Titles missing from this round-up: The Witches’ God by Stewart & Janet Farrar, The Goat Foot God by Diotima, Masks of Misrule by Nigel Jackson, and Out of Arcadia and Written in Wine by Bibliotheca Alexandrina. Know of others? Want to donate one of these for a future review? Leave a comment!
You may have a gathered by sticking with the review this far that my biggest gripe about these titles is simple: the lack of citations and proper research technique. There are readers who would think I’m being too harsh by offering this critique, but I come from an academic background and work as an academic librarian, so I really can’t help myself. In all honesty, there’s no reason for these works to be lacking in this department–it isn’t hard to keep a running list of sources to cite, or to insert footnotes or in-text citations into a document, regardless of the word processor being used.

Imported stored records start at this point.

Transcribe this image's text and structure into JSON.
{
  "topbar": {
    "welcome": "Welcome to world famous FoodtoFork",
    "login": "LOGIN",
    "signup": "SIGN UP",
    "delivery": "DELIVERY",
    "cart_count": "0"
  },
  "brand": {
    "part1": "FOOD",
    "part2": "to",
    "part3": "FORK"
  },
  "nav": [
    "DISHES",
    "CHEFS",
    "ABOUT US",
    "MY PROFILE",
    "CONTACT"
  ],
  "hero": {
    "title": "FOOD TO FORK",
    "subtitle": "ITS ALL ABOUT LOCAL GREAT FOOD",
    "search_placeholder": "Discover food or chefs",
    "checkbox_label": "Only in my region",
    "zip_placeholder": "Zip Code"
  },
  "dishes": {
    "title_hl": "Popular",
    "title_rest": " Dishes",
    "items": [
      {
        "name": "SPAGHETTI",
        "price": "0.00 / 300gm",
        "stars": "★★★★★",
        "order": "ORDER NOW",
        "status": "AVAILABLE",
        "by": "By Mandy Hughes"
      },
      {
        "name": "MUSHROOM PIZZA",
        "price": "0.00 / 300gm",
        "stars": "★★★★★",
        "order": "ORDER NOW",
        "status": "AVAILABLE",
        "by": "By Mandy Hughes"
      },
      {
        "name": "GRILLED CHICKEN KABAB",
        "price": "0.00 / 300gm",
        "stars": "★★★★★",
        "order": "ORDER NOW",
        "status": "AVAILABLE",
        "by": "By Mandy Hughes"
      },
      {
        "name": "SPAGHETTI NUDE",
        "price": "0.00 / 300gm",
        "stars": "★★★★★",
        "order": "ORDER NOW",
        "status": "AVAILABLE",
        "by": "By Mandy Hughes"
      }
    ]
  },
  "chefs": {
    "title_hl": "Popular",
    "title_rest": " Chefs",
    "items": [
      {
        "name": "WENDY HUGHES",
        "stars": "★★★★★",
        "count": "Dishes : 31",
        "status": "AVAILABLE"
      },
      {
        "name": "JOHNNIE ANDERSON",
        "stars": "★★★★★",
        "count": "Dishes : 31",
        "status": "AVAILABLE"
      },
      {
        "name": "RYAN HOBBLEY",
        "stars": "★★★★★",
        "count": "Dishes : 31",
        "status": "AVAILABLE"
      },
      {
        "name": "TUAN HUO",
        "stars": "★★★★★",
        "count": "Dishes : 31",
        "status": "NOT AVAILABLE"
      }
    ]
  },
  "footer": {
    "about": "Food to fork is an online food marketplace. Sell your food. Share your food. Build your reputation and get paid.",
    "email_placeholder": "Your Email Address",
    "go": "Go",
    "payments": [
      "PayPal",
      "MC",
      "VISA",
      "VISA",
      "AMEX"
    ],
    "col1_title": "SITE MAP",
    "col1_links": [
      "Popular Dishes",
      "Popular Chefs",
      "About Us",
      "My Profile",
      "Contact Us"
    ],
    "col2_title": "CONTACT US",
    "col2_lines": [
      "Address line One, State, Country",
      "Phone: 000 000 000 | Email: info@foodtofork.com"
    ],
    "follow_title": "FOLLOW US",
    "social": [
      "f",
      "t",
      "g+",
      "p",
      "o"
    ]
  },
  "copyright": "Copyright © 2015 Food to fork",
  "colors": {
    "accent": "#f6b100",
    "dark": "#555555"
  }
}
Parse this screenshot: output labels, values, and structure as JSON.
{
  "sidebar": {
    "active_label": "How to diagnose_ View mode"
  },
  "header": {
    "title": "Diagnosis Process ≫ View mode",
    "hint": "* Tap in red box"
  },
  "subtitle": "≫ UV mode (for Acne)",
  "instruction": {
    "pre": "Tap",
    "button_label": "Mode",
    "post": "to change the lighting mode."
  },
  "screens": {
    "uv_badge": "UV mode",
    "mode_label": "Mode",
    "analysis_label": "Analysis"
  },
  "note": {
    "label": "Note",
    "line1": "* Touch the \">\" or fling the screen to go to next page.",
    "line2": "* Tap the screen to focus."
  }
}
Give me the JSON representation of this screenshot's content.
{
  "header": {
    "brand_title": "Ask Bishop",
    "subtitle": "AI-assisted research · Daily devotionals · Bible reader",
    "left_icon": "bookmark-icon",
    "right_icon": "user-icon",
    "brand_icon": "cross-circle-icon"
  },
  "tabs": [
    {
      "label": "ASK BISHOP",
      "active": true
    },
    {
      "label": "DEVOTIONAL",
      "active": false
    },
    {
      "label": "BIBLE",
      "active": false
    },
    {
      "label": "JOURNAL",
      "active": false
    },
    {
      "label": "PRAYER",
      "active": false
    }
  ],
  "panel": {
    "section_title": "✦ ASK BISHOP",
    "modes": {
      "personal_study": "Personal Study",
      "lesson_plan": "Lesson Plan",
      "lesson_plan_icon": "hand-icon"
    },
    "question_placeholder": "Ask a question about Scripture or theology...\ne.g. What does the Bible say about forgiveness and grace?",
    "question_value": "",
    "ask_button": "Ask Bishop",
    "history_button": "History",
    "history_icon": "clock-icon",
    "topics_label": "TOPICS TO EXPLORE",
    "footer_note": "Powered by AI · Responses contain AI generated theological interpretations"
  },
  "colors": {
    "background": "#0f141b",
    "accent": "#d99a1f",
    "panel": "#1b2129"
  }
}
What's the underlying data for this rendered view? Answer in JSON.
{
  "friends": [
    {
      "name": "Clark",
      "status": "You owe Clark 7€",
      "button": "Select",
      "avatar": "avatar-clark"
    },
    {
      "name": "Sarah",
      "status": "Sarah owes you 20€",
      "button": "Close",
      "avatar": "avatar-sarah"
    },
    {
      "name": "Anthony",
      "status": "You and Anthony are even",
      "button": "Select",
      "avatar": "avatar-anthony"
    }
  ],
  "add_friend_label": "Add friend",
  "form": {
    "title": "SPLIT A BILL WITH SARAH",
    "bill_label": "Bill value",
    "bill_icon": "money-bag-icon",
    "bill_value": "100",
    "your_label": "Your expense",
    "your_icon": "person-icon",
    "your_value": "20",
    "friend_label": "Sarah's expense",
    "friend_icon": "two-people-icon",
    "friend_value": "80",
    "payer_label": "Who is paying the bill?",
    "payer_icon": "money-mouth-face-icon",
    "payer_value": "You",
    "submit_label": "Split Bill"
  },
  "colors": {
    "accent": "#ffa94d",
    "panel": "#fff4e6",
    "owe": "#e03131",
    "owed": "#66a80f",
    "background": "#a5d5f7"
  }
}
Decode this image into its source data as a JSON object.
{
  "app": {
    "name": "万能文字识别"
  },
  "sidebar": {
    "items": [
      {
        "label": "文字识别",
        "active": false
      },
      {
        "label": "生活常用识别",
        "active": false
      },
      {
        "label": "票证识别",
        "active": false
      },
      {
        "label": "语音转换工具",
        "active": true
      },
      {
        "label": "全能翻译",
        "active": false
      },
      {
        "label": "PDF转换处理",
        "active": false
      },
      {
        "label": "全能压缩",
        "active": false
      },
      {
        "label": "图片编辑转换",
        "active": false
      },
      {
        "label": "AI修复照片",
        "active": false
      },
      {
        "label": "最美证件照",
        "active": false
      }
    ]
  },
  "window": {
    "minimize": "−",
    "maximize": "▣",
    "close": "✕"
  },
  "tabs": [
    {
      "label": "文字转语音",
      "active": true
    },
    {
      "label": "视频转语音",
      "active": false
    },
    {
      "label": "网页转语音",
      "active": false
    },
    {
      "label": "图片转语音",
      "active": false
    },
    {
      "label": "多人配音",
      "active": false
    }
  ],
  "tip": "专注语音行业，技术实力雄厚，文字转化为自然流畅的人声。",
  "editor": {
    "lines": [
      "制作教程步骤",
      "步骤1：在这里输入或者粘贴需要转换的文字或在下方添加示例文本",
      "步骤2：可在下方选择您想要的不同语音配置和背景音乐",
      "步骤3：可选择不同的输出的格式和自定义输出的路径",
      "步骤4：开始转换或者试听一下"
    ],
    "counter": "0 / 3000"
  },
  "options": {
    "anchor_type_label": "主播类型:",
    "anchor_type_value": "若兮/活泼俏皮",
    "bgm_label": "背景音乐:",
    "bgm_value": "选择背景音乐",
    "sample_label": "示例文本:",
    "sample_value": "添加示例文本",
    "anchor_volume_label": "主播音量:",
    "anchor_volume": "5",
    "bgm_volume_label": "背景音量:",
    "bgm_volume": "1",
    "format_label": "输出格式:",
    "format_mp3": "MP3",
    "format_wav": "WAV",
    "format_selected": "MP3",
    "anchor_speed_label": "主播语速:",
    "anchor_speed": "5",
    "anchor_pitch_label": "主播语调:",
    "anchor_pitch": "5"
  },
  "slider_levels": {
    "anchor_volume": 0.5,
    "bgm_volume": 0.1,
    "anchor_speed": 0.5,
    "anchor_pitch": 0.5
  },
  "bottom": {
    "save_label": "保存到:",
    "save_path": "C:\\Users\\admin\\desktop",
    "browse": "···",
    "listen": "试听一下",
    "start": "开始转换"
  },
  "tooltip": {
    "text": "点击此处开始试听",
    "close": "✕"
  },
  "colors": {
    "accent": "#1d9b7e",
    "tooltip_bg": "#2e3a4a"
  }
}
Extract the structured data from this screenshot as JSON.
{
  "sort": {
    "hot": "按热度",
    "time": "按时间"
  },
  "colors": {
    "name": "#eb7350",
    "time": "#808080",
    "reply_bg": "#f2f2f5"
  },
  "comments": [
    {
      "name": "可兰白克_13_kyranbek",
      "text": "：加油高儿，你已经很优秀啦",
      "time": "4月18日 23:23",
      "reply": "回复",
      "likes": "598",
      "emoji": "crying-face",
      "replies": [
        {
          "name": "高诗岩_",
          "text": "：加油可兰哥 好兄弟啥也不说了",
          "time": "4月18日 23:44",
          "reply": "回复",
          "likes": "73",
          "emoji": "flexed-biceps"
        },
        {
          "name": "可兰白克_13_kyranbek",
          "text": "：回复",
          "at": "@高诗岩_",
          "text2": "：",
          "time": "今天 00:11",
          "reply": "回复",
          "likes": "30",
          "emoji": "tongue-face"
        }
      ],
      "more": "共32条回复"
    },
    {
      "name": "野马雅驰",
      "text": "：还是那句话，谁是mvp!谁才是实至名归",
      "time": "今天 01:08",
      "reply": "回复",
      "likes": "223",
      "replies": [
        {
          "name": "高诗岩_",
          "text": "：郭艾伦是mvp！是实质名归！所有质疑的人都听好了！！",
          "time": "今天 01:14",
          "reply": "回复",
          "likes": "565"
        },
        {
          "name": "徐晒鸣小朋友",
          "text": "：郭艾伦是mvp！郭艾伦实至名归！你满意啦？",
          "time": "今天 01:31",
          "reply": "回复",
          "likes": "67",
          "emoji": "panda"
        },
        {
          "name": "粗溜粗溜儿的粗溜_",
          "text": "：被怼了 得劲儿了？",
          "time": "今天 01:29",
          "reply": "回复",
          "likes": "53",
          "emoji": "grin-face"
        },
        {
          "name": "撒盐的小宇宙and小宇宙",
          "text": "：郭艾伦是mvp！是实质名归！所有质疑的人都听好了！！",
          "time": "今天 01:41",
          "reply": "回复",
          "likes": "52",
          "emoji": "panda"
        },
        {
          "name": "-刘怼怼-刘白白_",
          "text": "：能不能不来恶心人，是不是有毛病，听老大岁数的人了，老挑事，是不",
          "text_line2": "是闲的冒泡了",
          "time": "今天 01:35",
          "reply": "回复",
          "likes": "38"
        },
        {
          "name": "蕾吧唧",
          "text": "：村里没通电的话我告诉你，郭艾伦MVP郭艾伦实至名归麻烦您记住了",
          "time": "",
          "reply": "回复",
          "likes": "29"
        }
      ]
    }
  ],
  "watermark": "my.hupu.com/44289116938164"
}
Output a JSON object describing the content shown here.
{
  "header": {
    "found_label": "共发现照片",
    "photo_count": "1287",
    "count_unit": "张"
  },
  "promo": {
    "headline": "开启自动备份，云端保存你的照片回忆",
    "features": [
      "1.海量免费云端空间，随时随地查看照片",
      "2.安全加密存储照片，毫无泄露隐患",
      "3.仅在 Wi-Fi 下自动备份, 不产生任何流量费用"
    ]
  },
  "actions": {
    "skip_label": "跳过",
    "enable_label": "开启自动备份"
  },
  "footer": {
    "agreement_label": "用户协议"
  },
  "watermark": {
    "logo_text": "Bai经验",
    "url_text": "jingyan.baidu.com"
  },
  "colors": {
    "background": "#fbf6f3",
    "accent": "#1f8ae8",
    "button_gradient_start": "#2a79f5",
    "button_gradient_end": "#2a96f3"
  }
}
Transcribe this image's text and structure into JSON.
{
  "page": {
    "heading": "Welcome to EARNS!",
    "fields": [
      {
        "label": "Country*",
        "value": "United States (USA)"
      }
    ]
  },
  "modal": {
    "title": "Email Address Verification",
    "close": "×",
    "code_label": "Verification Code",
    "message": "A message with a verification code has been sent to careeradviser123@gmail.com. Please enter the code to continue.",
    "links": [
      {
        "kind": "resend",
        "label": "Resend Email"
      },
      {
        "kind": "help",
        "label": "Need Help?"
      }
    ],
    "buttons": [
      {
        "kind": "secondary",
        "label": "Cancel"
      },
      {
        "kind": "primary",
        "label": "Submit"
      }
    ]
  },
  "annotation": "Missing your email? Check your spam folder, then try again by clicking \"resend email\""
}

That said, the personal essays focusing on experience, technique, and practice were invaluable to my understanding of my own relationship with deity–both by helping me to move forward in my own practice (via example, mostly–not too many word-for-word how-tos are given in these books), but also by showing me what my practice is not. Many authors have bared their souls and put on display very intimate portions of their devotional lives in both Horns and Hoofprints, and I as a reader am grateful that they did, for I found them both illuminating and fascinating. The problem with this–similar material can be hunted up all over the internet via blogs, so it’s up to you to judge whether these first two are worthy purchases. Herne is a completely different beast, because it is meant to present facts rather than experience–and I found the author’s argument entertaining and well laid out (with the exceptions noted above). Being as I had already completed most of this research myself, I was disappointed in the book for not sharing any in-depth scholarly research or offering a new take on well-tread information–but perhaps I was expecting too much.
Have you read any of these titles? Read any others about the Horned God or horned gods generally? What did you think? Let us know in the comments! If not, you can can read up on horned deities at Wikipedia, and at several places online. You have your assignments, people. Book review dismissed.